I watched them with a worried eye as the hours passed. We killed time by going to a local ice cream shop, perusing a consignment store, and packing up our camp. Every time we stepped outside, I immediately looked up to see how many clouds there were, if any had merged, and if the sun was still visible.
People who had waited until the last minute poured into Santee. The road leading into the state park, and to Poplar Creek Landing, was so packed with traffic, we had to use a winding dirt road to return to camp. Santee itself looked busier than I had ever seen it in my life, even during the height of the tourism season. A small, sleepy town, brought into being because of the lake and the interstate, had suddenly come under intense attention.
At a quarter till two o’clock, a nearby camper shouted, “Look! It’s started!”
I pulled on my eclipse glasses and looked up. Sure enough, a small black semicircle hid an edge of the sun. The eclipse had begun. We grabbed our vests, phones, and kayaks and hurried into the water.
Dozens of kayakers already floated in the branch as well as out in the lake. People crowded the shore and pier at Santee State Park. One boat motored by, blasting Pink Floyd’s “Dark Side of the Moon”.
Because we didn’t have an anchor, we knew we would be floating around a bit. We chose a spot in the wide area where branch let into lake and pulled our kayaks together.

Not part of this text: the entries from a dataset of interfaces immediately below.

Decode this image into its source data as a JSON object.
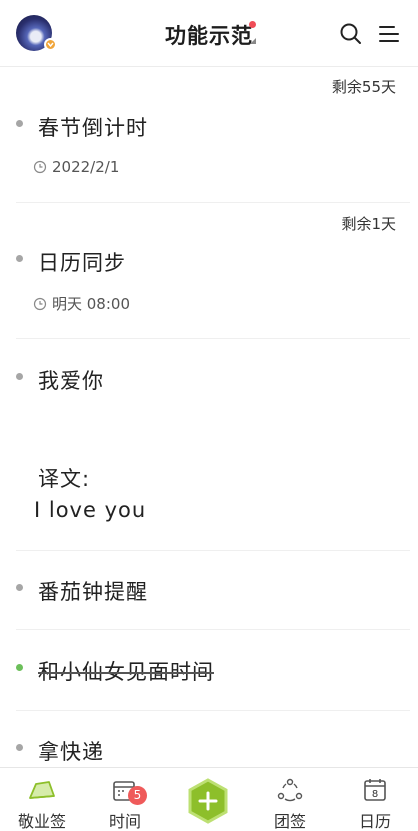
{
  "header": {
    "title": "功能示范",
    "title_dot_color": "#f04d57",
    "search_icon": "search-icon",
    "menu_icon": "menu-lines-icon"
  },
  "items": [
    {
      "title": "春节倒计时",
      "remaining": "剩余55天",
      "meta": "2022/2/1",
      "bullet_color": "#a6a6a6",
      "completed": false
    },
    {
      "title": "日历同步",
      "remaining": "剩余1天",
      "meta": "明天 08:00",
      "bullet_color": "#a6a6a6",
      "completed": false
    },
    {
      "title": "我爱你",
      "note_label": "译文:",
      "note_text": "I love you",
      "bullet_color": "#a6a6a6",
      "completed": false
    },
    {
      "title": "番茄钟提醒",
      "bullet_color": "#a6a6a6",
      "completed": false
    },
    {
      "title": "和小仙女见面时间",
      "bullet_color": "#6cbf5a",
      "completed": true
    },
    {
      "title": "拿快递",
      "bullet_color": "#a6a6a6",
      "completed": false
    }
  ],
  "bottom_nav": {
    "items": [
      {
        "label": "敬业签",
        "icon": "notes-icon",
        "active": true
      },
      {
        "label": "时间",
        "icon": "time-calendar-icon",
        "badge": "5"
      },
      {
        "label": "",
        "icon": "add-icon"
      },
      {
        "label": "团签",
        "icon": "team-icon"
      },
      {
        "label": "日历",
        "icon": "calendar-icon",
        "icon_text": "8"
      }
    ],
    "accent": "#8dbf2a",
    "badge_color": "#ef5a5a"
  }
}
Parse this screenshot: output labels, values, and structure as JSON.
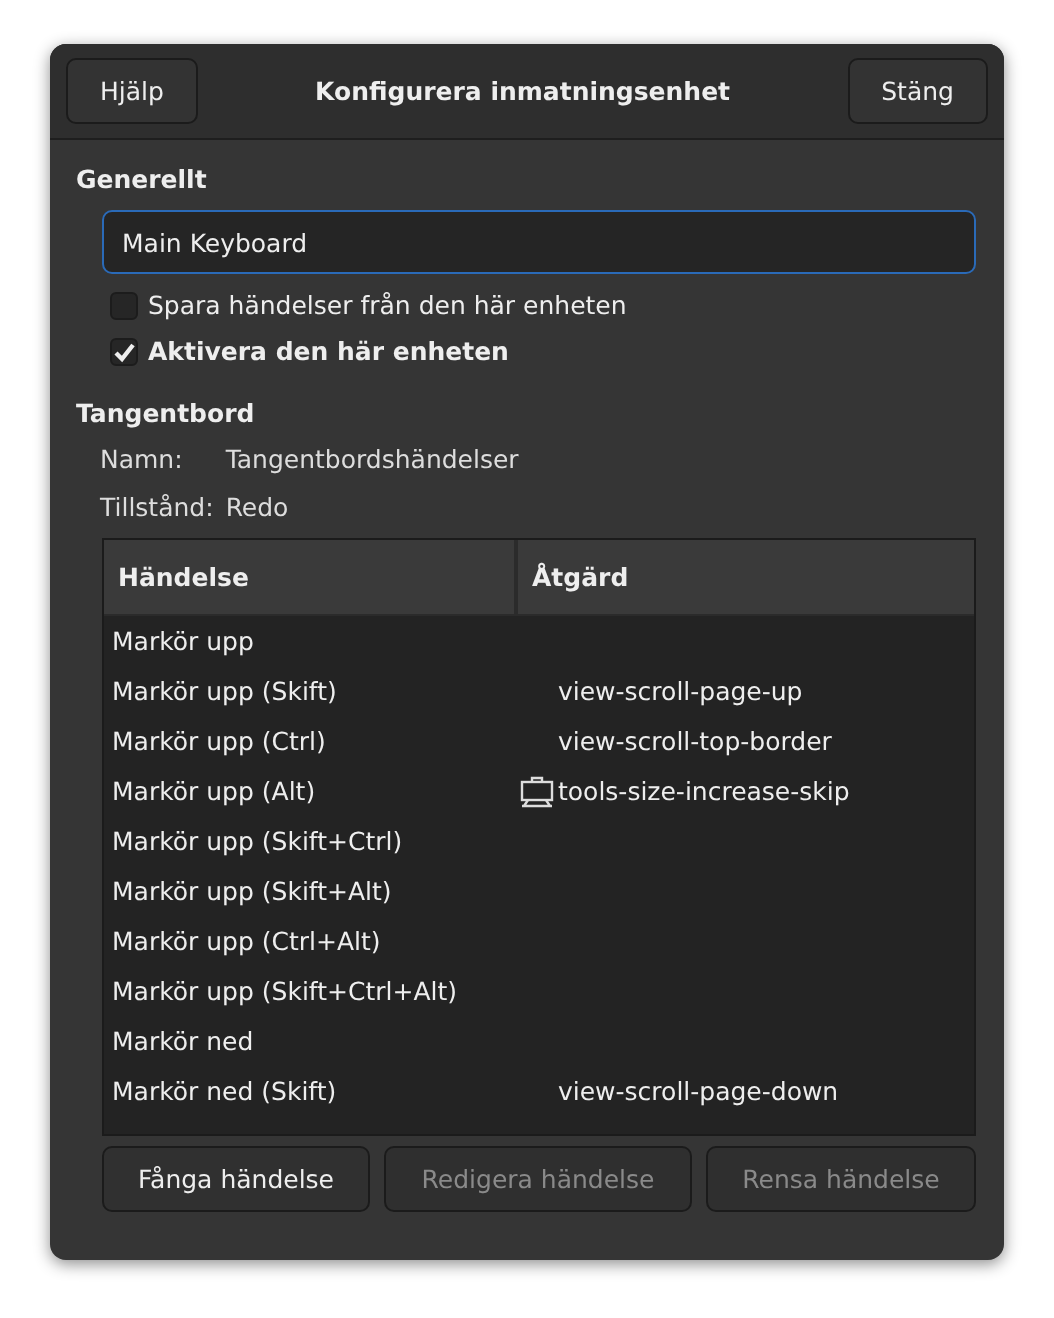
{
  "window": {
    "title": "Konfigurera inmatningsenhet",
    "buttons": [
      {
        "label": "Hjälp"
      },
      {
        "label": "Stäng"
      }
    ]
  },
  "general": {
    "heading": "Generellt",
    "name_value": "Main Keyboard",
    "options": [
      {
        "label": "Spara händelser från den här enheten",
        "checked": false
      },
      {
        "label": "Aktivera den här enheten",
        "checked": true
      }
    ]
  },
  "keyboard": {
    "heading": "Tangentbord",
    "fields": [
      {
        "label": "Namn:",
        "value": "Tangentbordshändelser"
      },
      {
        "label": "Tillstånd:",
        "value": "Redo"
      }
    ]
  },
  "table": {
    "columns": [
      "Händelse",
      "Åtgärd"
    ],
    "rows": [
      {
        "event": "Markör upp",
        "action": "",
        "action_icon": false
      },
      {
        "event": "Markör upp (Skift)",
        "action": "view-scroll-page-up",
        "action_icon": false
      },
      {
        "event": "Markör upp (Ctrl)",
        "action": "view-scroll-top-border",
        "action_icon": false
      },
      {
        "event": "Markör upp (Alt)",
        "action": "tools-size-increase-skip",
        "action_icon": true
      },
      {
        "event": "Markör upp (Skift+Ctrl)",
        "action": "",
        "action_icon": false
      },
      {
        "event": "Markör upp (Skift+Alt)",
        "action": "",
        "action_icon": false
      },
      {
        "event": "Markör upp (Ctrl+Alt)",
        "action": "",
        "action_icon": false
      },
      {
        "event": "Markör upp (Skift+Ctrl+Alt)",
        "action": "",
        "action_icon": false
      },
      {
        "event": "Markör ned",
        "action": "",
        "action_icon": false
      },
      {
        "event": "Markör ned (Skift)",
        "action": "view-scroll-page-down",
        "action_icon": false
      }
    ]
  },
  "buttons": [
    {
      "label": "Fånga händelse",
      "disabled": false
    },
    {
      "label": "Redigera händelse",
      "disabled": true
    },
    {
      "label": "Rensa händelse",
      "disabled": true
    }
  ]
}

I took out my phone and opened an app I bought that would alert us to the progress of the eclipse. My husband corrected our course if we got too close to shore or floated into a bad viewing angle.
Anticipation rode the air. People’s voices were high and excited. Complete strangers chatted as if old time friends; we were all bounded in this shared experience. The dramas and divisions of recent months rolled away. No one was a Republican or Democrat, a Conservative or an Antifa. We were inhabitants of this Earth about to see a once in a lifetime event.
Time inched by. We checked on the moon’s progress across the sun. I marveled that the sun could be partially obscured but there would still be a lot of light reaching us. The temperatures slowly began to drop. As the moon covered more of the sun, the light took on an unsettling hue. It reminded me of a chance cloud covering the sun on an otherwise clear day.
Then, the big moment. Everything happened so quickly. The light darkened. The temperature plummeted. A corona of light expanded around a seemingly black sun. From a nearby tree, large birds took to the air, frantically flying away. In their minds, it was night and they should have been home hours ago.
A 360-degree sunset settled over the horizon. One side of the lake, pink streaked the sky. On the other, the pink was obscured by looming storm clouds. Lightning flashed in the upper part of the cloud.
Applause erupted. Who or what, though, were they applauding? The sun? A mindless, soulless ball of burning gasses? The moon? It’s only a collection of rock and irradiated dust. Maybe some were applauding God for arranging such an amazing event. Maybe it’s just our instinctual reaction: when we something amazing, we have to thank and congratulate something.
Just as quickly as it happened, it ended. The moon slid away from the sun, temperatures rose, and sunlight flooded the lake. The gathering broke up now that the purpose was gone.
To get out of Santee afterward took some back roads driving that went further than my own childhood memory. Because Google maps isn’t always that accurate in the country, it was a miracle we didn’t end up on another dead end.
But once across the lake, a lot of the traffic eased up and we were able to talk about the experience.
We marveled at how we cast aside differences to come together for such an event. I hope that as we face increasingly dark days in this country, some shining bit of that eclipse, which made us all one in amazement, will remain.
Many people are trying to find a reason behind the eclipse, some sort of meaning. They look at the 100th anniversary of Fatima and they wonder. I like to think it’s a sign of two things. First, that God is still in control no matter what chaos roams the Earth. Secondly, no matter the chaos, there exist events that can pull us together.